Aim of the exercise.
Make an exact copy of each entry, leaving out every picture.

[Items from a dataset]
# # #
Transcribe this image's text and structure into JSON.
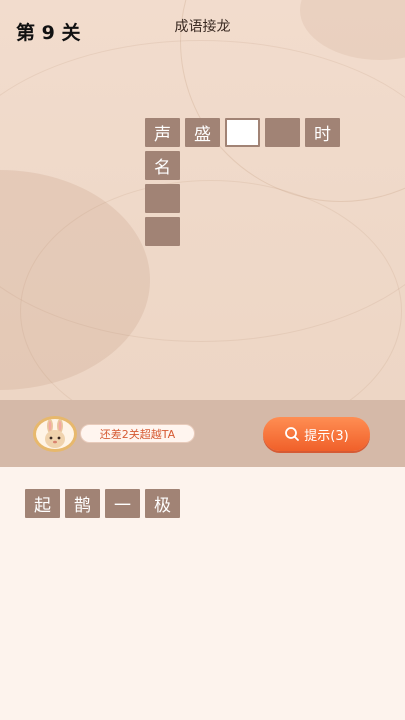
{
  "header": {
    "level": "第 9 关",
    "title": "成语接龙"
  },
  "grid": {
    "cells": [
      {
        "text": "声",
        "state": "filled"
      },
      {
        "text": "盛",
        "state": "filled"
      },
      {
        "text": "",
        "state": "active"
      },
      {
        "text": "",
        "state": "empty"
      },
      {
        "text": "时",
        "state": "filled"
      },
      {
        "text": "名",
        "state": "filled"
      },
      {
        "text": "",
        "state": "empty"
      },
      {
        "text": "",
        "state": "empty"
      }
    ]
  },
  "progress": {
    "message": "还差2关超越TA"
  },
  "hint": {
    "label": "提示(3)"
  },
  "options": [
    "起",
    "鹊",
    "一",
    "极"
  ],
  "colors": {
    "tile": "#a18375",
    "accent": "#f0602a",
    "pill_text": "#d65a33"
  }
}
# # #
Solution to the exercise.
Transcribe this image's text and structure into JSON.
{
  "header": {
    "level": "第 9 关",
    "title": "成语接龙"
  },
  "grid": {
    "cells": [
      {
        "text": "声",
        "state": "filled"
      },
      {
        "text": "盛",
        "state": "filled"
      },
      {
        "text": "",
        "state": "active"
      },
      {
        "text": "",
        "state": "empty"
      },
      {
        "text": "时",
        "state": "filled"
      },
      {
        "text": "名",
        "state": "filled"
      },
      {
        "text": "",
        "state": "empty"
      },
      {
        "text": "",
        "state": "empty"
      }
    ]
  },
  "progress": {
    "message": "还差2关超越TA"
  },
  "hint": {
    "label": "提示(3)"
  },
  "options": [
    "起",
    "鹊",
    "一",
    "极"
  ],
  "colors": {
    "tile": "#a18375",
    "accent": "#f0602a",
    "pill_text": "#d65a33"
  }
}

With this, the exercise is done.